(Exercise brief):
Which lines in the data below contain the word "location"? Pull each of them out.

Extracted material Block Start

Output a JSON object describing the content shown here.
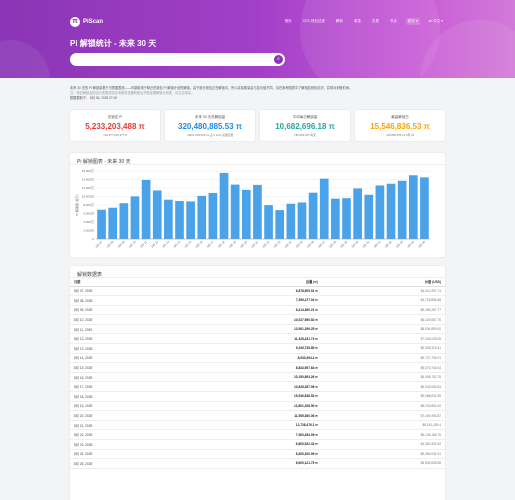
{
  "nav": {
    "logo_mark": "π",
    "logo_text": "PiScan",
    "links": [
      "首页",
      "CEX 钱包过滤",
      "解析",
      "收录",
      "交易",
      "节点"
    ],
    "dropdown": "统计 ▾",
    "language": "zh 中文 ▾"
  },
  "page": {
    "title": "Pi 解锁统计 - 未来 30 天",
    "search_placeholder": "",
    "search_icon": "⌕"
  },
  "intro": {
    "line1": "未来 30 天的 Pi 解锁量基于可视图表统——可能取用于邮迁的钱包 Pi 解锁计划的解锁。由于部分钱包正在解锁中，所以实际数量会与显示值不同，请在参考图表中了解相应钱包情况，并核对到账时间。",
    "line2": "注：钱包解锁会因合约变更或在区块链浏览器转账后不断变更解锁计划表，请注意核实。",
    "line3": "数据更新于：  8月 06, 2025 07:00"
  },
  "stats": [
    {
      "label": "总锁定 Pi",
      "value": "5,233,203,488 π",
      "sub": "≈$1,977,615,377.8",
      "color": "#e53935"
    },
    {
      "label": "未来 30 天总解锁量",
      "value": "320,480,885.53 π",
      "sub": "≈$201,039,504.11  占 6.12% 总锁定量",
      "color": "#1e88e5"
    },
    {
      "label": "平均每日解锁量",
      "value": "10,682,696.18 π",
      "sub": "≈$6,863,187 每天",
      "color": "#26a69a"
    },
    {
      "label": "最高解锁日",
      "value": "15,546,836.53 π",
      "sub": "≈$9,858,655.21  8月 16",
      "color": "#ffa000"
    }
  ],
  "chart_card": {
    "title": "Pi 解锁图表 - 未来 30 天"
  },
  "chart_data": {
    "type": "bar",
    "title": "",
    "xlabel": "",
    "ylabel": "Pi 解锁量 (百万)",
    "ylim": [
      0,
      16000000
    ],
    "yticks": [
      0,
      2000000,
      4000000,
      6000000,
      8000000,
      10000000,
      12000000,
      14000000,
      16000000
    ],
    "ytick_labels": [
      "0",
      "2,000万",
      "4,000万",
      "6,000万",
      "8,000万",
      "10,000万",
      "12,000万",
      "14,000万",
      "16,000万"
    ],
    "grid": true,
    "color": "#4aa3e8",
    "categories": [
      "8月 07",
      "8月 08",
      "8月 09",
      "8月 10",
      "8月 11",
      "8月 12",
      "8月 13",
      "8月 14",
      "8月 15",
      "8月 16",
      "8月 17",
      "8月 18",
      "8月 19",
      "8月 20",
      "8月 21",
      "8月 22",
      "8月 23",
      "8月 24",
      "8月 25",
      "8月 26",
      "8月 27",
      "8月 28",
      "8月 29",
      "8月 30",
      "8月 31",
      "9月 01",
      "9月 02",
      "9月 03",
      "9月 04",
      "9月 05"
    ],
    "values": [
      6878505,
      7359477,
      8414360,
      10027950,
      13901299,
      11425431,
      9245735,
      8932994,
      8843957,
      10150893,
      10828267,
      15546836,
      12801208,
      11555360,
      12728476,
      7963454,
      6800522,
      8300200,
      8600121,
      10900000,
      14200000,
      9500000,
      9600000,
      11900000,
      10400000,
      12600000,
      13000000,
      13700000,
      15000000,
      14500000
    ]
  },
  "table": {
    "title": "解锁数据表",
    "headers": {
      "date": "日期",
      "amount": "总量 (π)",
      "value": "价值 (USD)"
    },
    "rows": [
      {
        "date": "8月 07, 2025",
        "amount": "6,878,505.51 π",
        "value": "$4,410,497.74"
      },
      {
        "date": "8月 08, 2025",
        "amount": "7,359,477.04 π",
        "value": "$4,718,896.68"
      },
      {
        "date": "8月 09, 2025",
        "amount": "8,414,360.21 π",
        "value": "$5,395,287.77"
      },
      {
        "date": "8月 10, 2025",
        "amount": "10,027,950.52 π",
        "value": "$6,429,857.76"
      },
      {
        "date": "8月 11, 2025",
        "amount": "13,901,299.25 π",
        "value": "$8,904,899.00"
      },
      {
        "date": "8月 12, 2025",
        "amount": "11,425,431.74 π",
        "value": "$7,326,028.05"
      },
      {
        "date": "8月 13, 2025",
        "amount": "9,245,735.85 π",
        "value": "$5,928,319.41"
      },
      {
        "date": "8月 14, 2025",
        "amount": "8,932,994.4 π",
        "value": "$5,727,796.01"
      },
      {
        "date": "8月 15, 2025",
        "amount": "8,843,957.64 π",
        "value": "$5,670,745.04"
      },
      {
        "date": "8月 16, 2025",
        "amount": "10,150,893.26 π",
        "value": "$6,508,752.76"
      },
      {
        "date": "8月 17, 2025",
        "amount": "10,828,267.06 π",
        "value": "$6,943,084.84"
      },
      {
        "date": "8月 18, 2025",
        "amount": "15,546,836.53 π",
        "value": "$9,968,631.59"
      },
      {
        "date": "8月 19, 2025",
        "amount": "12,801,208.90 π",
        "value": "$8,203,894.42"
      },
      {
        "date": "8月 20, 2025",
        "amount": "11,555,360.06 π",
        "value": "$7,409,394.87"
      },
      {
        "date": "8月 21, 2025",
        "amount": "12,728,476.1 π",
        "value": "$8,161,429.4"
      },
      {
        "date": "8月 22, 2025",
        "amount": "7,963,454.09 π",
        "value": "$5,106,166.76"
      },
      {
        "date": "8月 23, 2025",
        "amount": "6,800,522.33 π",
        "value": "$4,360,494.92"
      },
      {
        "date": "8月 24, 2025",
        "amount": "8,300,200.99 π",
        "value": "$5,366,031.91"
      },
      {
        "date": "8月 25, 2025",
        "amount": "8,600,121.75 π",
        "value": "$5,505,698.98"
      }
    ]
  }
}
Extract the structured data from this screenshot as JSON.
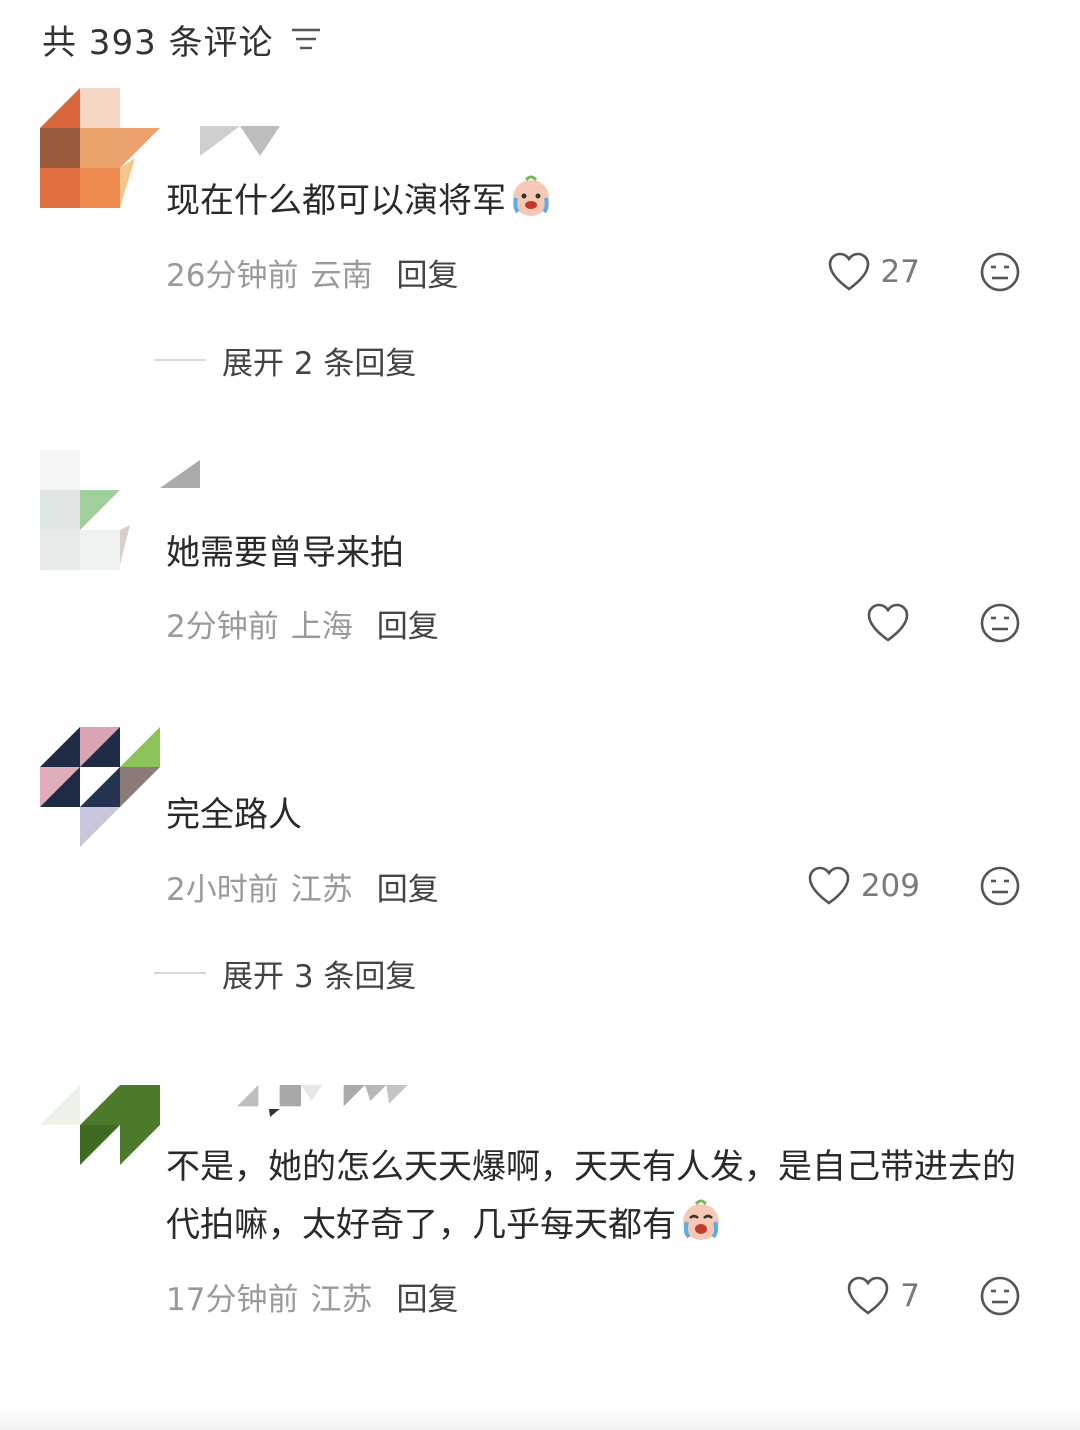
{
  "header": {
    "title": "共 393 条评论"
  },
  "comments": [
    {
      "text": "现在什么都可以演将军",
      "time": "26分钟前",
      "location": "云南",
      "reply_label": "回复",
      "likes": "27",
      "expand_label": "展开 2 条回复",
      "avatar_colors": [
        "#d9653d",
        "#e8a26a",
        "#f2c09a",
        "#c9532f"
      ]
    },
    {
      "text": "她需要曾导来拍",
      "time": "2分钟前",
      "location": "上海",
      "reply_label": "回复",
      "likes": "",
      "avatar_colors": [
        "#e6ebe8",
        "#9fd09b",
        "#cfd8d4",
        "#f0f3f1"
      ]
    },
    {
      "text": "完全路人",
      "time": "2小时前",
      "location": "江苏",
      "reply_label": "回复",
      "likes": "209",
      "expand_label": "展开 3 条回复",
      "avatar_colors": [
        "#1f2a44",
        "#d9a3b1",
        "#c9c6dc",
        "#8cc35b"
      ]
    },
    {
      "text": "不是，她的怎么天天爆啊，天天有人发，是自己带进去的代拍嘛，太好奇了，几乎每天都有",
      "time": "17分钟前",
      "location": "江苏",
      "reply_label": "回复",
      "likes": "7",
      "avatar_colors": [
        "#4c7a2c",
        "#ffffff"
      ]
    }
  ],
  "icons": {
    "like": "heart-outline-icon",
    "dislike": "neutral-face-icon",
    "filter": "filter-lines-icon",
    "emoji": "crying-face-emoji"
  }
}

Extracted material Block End

(Response to this exercise):
      "location": "云南",
      "location": "上海",
      "location": "江苏",
      "location": "江苏",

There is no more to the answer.